(Records from a data collection)

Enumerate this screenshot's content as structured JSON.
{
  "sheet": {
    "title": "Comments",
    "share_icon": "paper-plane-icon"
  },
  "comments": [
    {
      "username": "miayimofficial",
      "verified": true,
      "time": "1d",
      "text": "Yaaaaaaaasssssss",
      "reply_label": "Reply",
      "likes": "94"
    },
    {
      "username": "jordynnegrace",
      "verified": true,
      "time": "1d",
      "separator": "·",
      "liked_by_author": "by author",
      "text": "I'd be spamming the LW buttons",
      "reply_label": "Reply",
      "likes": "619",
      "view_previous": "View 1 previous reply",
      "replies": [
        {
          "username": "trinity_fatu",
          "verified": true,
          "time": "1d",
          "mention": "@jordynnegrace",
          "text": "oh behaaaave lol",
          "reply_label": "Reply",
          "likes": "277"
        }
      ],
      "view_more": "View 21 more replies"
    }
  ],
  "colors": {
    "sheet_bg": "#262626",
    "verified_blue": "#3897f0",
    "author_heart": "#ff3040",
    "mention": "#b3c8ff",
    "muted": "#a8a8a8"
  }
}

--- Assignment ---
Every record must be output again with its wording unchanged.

--- Answer below ---
Enumerate this screenshot's content as structured JSON.
{
  "sheet": {
    "title": "Comments",
    "share_icon": "paper-plane-icon"
  },
  "comments": [
    {
      "username": "miayimofficial",
      "verified": true,
      "time": "1d",
      "text": "Yaaaaaaaasssssss",
      "reply_label": "Reply",
      "likes": "94"
    },
    {
      "username": "jordynnegrace",
      "verified": true,
      "time": "1d",
      "separator": "·",
      "liked_by_author": "by author",
      "text": "I'd be spamming the LW buttons",
      "reply_label": "Reply",
      "likes": "619",
      "view_previous": "View 1 previous reply",
      "replies": [
        {
          "username": "trinity_fatu",
          "verified": true,
          "time": "1d",
          "mention": "@jordynnegrace",
          "text": "oh behaaaave lol",
          "reply_label": "Reply",
          "likes": "277"
        }
      ],
      "view_more": "View 21 more replies"
    }
  ],
  "colors": {
    "sheet_bg": "#262626",
    "verified_blue": "#3897f0",
    "author_heart": "#ff3040",
    "mention": "#b3c8ff",
    "muted": "#a8a8a8"
  }
}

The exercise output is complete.